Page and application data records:
########

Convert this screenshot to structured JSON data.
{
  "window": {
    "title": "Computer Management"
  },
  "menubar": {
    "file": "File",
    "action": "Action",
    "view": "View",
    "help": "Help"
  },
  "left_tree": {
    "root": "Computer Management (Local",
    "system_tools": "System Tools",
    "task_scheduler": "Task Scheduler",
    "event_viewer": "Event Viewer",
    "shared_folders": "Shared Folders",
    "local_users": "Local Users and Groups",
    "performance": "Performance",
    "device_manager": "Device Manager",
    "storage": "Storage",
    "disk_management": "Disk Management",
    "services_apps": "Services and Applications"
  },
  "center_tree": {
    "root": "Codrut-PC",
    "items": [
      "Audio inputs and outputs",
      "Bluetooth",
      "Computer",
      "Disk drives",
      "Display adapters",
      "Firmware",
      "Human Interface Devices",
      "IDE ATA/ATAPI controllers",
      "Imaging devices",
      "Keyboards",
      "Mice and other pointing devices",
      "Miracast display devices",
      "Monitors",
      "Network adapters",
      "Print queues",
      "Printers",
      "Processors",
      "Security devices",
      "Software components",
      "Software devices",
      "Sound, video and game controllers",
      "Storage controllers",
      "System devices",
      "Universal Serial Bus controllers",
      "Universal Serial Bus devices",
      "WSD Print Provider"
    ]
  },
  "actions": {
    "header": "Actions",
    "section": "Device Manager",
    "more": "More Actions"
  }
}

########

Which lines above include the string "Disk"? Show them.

Task result:
    "disk_management": "Disk Management",
      "Disk drives",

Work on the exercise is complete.